[Items from an interface collection]
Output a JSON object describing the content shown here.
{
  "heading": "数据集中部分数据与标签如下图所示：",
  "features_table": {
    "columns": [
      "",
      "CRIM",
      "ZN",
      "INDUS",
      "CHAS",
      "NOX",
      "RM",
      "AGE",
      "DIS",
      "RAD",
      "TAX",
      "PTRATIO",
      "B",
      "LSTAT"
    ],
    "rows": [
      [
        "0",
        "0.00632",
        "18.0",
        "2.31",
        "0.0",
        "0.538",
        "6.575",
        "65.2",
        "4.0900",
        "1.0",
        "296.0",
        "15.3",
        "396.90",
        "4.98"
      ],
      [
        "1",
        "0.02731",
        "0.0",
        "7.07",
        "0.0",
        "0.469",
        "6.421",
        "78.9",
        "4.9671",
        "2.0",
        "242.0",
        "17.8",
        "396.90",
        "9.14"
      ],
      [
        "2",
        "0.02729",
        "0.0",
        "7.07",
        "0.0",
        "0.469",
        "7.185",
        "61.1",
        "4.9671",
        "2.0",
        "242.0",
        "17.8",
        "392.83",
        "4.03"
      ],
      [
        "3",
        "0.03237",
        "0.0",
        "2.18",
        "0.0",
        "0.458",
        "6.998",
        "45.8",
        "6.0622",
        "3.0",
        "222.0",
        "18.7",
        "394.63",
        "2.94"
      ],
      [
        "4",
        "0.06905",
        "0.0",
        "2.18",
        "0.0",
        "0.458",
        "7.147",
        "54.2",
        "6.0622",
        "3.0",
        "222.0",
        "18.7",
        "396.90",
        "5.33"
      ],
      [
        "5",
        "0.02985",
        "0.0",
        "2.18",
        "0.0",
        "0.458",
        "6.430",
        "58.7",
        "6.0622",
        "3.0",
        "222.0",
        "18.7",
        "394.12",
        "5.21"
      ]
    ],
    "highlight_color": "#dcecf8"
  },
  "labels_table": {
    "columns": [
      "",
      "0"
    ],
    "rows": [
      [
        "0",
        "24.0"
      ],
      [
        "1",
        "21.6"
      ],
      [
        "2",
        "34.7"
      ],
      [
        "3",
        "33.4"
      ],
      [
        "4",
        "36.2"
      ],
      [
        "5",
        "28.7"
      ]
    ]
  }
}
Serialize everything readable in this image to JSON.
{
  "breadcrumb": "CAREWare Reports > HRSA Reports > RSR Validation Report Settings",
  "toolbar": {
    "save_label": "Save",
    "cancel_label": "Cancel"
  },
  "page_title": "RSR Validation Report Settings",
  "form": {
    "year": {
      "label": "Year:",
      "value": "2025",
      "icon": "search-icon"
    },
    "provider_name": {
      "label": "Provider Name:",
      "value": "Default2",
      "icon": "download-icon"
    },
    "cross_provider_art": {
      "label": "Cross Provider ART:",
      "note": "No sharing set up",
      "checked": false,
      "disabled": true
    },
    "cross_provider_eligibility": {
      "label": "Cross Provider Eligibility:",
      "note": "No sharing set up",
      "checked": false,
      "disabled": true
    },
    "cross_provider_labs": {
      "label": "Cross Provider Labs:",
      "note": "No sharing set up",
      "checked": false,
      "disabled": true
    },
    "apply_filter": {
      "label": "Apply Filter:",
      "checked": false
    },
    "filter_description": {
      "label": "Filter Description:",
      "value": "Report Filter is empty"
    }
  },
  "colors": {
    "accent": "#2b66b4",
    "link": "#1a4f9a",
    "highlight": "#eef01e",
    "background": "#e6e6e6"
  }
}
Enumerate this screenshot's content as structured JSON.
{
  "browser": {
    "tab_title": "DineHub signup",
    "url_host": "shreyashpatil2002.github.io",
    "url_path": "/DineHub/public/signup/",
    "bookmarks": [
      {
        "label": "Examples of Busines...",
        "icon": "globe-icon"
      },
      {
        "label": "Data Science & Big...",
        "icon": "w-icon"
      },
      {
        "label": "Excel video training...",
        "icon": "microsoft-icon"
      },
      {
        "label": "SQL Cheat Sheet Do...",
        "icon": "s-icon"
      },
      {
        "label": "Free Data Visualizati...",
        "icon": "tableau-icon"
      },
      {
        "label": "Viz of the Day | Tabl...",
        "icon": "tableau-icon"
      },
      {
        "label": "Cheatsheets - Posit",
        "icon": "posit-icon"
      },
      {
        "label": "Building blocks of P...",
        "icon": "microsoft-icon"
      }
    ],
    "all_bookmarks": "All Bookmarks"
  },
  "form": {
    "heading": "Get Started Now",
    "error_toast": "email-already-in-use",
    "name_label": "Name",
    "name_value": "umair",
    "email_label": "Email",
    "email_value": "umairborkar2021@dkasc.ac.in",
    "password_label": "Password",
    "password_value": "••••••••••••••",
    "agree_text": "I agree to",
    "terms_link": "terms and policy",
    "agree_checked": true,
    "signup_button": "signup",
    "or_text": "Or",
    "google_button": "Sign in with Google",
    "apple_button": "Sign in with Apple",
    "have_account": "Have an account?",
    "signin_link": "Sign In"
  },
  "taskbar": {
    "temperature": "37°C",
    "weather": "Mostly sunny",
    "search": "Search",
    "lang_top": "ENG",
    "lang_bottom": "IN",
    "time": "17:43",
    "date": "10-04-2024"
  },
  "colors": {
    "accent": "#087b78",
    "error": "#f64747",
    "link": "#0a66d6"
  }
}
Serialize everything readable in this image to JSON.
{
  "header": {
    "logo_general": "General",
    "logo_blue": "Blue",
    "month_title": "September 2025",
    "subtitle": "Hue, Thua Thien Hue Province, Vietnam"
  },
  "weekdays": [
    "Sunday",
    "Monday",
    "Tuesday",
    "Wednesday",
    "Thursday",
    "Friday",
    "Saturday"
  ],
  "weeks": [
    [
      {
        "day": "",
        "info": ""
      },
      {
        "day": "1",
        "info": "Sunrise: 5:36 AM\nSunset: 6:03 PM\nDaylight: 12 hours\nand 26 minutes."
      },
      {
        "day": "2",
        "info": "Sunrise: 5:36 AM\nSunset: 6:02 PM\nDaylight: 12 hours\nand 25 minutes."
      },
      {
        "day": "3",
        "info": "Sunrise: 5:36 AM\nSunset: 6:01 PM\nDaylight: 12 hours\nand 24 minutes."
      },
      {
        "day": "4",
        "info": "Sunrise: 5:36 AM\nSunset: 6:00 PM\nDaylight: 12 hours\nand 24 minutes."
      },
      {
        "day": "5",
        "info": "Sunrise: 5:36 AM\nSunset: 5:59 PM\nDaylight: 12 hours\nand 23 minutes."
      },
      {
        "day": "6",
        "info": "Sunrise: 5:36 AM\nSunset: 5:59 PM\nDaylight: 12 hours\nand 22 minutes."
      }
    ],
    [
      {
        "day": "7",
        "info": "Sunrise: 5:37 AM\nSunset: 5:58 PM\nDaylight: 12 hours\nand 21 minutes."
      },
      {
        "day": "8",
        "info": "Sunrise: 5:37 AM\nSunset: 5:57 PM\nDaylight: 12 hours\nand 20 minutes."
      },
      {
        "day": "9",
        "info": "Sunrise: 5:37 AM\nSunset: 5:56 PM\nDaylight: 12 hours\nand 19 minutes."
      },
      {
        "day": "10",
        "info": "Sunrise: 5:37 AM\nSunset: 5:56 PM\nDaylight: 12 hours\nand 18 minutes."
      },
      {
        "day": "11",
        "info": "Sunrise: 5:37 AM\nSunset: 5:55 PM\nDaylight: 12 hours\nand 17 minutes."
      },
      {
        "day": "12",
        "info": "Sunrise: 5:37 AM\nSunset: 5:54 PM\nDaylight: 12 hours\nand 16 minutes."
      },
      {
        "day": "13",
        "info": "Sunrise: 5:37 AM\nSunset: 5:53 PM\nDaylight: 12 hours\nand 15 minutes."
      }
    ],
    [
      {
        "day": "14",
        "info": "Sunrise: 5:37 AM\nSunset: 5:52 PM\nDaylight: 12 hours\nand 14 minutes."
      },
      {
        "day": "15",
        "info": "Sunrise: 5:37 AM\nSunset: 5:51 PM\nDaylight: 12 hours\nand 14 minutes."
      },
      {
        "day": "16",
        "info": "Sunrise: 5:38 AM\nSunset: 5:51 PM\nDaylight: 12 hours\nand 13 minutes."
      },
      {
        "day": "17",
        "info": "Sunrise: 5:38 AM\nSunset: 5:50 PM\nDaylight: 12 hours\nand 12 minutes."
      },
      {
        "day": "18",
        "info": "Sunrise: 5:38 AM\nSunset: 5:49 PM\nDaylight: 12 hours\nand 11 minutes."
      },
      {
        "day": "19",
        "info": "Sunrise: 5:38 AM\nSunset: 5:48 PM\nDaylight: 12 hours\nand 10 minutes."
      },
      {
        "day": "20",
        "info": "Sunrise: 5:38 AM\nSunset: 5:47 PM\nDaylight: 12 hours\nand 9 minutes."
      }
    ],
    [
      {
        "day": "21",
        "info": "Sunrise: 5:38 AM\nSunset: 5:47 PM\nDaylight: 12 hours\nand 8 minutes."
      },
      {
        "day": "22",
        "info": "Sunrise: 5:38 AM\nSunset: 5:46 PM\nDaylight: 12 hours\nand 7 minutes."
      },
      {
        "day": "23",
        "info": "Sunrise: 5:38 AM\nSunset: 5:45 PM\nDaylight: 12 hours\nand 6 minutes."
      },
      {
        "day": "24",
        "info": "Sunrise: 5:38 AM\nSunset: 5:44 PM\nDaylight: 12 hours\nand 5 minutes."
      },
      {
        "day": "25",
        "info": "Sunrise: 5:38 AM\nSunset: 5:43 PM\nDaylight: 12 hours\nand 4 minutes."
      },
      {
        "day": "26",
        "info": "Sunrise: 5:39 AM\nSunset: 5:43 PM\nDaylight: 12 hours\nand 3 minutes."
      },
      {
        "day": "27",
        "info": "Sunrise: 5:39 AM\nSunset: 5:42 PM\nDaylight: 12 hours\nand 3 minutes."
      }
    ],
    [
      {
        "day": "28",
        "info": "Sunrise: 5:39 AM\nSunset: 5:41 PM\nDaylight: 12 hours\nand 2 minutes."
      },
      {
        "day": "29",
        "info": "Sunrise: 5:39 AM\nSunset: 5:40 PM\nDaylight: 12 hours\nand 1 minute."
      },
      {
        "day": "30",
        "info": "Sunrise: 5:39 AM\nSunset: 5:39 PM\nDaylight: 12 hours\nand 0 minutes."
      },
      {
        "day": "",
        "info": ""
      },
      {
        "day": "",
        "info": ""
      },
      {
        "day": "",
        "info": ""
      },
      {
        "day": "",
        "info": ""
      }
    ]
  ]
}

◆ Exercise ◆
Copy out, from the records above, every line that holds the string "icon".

◆ Exercise solution ◆
      "icon": "search-icon"
      "icon": "download-icon"
        "icon": "globe-icon"
        "icon": "w-icon"
        "icon": "microsoft-icon"
        "icon": "s-icon"
        "icon": "tableau-icon"
        "icon": "tableau-icon"
        "icon": "posit-icon"
        "icon": "microsoft-icon"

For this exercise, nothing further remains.